- [Task to complete]
The answer is to be all of the data below, reproduced exactly.
------ Exercise material
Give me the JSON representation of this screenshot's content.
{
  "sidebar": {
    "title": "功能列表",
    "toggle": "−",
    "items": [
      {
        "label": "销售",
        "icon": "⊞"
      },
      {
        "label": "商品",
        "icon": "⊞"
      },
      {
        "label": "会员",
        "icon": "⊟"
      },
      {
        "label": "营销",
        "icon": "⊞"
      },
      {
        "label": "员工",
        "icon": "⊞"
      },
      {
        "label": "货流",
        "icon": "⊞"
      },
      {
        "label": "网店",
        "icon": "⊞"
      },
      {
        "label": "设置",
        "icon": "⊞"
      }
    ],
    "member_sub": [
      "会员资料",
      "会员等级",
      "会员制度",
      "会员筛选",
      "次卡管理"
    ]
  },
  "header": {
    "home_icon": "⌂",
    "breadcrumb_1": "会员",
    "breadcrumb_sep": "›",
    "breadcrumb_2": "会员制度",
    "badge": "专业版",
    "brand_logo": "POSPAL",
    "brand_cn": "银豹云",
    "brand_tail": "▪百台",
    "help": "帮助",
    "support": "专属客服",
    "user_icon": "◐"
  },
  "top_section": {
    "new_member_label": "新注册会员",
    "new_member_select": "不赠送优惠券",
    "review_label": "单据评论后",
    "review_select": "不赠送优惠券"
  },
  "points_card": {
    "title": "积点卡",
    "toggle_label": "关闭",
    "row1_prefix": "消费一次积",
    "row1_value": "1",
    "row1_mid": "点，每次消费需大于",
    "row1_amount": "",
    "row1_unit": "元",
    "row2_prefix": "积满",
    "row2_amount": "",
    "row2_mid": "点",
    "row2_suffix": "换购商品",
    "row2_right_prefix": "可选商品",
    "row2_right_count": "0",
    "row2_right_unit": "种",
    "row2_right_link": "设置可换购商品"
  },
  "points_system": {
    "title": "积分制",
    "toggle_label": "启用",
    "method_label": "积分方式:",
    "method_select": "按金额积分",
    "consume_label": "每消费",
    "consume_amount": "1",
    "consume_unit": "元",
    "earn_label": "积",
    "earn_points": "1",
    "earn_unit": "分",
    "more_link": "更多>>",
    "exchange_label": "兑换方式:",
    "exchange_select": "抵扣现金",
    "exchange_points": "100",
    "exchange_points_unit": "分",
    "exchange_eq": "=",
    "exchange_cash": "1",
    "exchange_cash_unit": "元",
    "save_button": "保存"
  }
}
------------
- [Exercise result]
Give me the JSON representation of this screenshot's content.
{
  "sidebar": {
    "title": "功能列表",
    "toggle": "−",
    "items": [
      {
        "label": "销售",
        "icon": "⊞"
      },
      {
        "label": "商品",
        "icon": "⊞"
      },
      {
        "label": "会员",
        "icon": "⊟"
      },
      {
        "label": "营销",
        "icon": "⊞"
      },
      {
        "label": "员工",
        "icon": "⊞"
      },
      {
        "label": "货流",
        "icon": "⊞"
      },
      {
        "label": "网店",
        "icon": "⊞"
      },
      {
        "label": "设置",
        "icon": "⊞"
      }
    ],
    "member_sub": [
      "会员资料",
      "会员等级",
      "会员制度",
      "会员筛选",
      "次卡管理"
    ]
  },
  "header": {
    "home_icon": "⌂",
    "breadcrumb_1": "会员",
    "breadcrumb_sep": "›",
    "breadcrumb_2": "会员制度",
    "badge": "专业版",
    "brand_logo": "POSPAL",
    "brand_cn": "银豹云",
    "brand_tail": "▪百台",
    "help": "帮助",
    "support": "专属客服",
    "user_icon": "◐"
  },
  "top_section": {
    "new_member_label": "新注册会员",
    "new_member_select": "不赠送优惠券",
    "review_label": "单据评论后",
    "review_select": "不赠送优惠券"
  },
  "points_card": {
    "title": "积点卡",
    "toggle_label": "关闭",
    "row1_prefix": "消费一次积",
    "row1_value": "1",
    "row1_mid": "点，每次消费需大于",
    "row1_amount": "",
    "row1_unit": "元",
    "row2_prefix": "积满",
    "row2_amount": "",
    "row2_mid": "点",
    "row2_suffix": "换购商品",
    "row2_right_prefix": "可选商品",
    "row2_right_count": "0",
    "row2_right_unit": "种",
    "row2_right_link": "设置可换购商品"
  },
  "points_system": {
    "title": "积分制",
    "toggle_label": "启用",
    "method_label": "积分方式:",
    "method_select": "按金额积分",
    "consume_label": "每消费",
    "consume_amount": "1",
    "consume_unit": "元",
    "earn_label": "积",
    "earn_points": "1",
    "earn_unit": "分",
    "more_link": "更多>>",
    "exchange_label": "兑换方式:",
    "exchange_select": "抵扣现金",
    "exchange_points": "100",
    "exchange_points_unit": "分",
    "exchange_eq": "=",
    "exchange_cash": "1",
    "exchange_cash_unit": "元",
    "save_button": "保存"
  }
}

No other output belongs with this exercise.